Listed records >>

▽

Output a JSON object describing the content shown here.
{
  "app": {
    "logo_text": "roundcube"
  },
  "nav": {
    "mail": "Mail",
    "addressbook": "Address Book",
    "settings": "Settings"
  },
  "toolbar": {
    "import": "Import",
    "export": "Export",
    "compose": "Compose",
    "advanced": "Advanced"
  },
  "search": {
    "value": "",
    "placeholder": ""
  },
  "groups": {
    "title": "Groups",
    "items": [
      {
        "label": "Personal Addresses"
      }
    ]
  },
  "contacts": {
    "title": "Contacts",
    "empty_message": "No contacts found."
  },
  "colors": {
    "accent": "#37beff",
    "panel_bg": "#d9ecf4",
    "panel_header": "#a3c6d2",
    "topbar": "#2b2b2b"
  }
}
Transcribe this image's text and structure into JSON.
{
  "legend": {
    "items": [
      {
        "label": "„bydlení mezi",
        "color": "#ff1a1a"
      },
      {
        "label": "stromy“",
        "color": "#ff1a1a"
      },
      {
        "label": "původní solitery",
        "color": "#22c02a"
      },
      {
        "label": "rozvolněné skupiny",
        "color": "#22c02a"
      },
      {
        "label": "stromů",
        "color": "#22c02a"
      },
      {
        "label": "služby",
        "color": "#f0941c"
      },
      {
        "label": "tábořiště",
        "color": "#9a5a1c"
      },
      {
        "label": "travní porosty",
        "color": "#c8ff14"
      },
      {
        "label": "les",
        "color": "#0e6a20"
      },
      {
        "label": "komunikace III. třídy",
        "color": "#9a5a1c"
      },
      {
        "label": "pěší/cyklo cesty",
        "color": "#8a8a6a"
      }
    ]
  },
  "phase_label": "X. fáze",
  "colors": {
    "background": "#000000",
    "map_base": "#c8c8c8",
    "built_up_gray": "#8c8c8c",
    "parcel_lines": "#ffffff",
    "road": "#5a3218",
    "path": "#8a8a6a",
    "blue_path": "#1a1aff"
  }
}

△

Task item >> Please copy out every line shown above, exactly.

Exercise result >>
Output a JSON object describing the content shown here.
{
  "app": {
    "logo_text": "roundcube"
  },
  "nav": {
    "mail": "Mail",
    "addressbook": "Address Book",
    "settings": "Settings"
  },
  "toolbar": {
    "import": "Import",
    "export": "Export",
    "compose": "Compose",
    "advanced": "Advanced"
  },
  "search": {
    "value": "",
    "placeholder": ""
  },
  "groups": {
    "title": "Groups",
    "items": [
      {
        "label": "Personal Addresses"
      }
    ]
  },
  "contacts": {
    "title": "Contacts",
    "empty_message": "No contacts found."
  },
  "colors": {
    "accent": "#37beff",
    "panel_bg": "#d9ecf4",
    "panel_header": "#a3c6d2",
    "topbar": "#2b2b2b"
  }
}
Transcribe this image's text and structure into JSON.
{
  "legend": {
    "items": [
      {
        "label": "„bydlení mezi",
        "color": "#ff1a1a"
      },
      {
        "label": "stromy“",
        "color": "#ff1a1a"
      },
      {
        "label": "původní solitery",
        "color": "#22c02a"
      },
      {
        "label": "rozvolněné skupiny",
        "color": "#22c02a"
      },
      {
        "label": "stromů",
        "color": "#22c02a"
      },
      {
        "label": "služby",
        "color": "#f0941c"
      },
      {
        "label": "tábořiště",
        "color": "#9a5a1c"
      },
      {
        "label": "travní porosty",
        "color": "#c8ff14"
      },
      {
        "label": "les",
        "color": "#0e6a20"
      },
      {
        "label": "komunikace III. třídy",
        "color": "#9a5a1c"
      },
      {
        "label": "pěší/cyklo cesty",
        "color": "#8a8a6a"
      }
    ]
  },
  "phase_label": "X. fáze",
  "colors": {
    "background": "#000000",
    "map_base": "#c8c8c8",
    "built_up_gray": "#8c8c8c",
    "parcel_lines": "#ffffff",
    "road": "#5a3218",
    "path": "#8a8a6a",
    "blue_path": "#1a1aff"
  }
}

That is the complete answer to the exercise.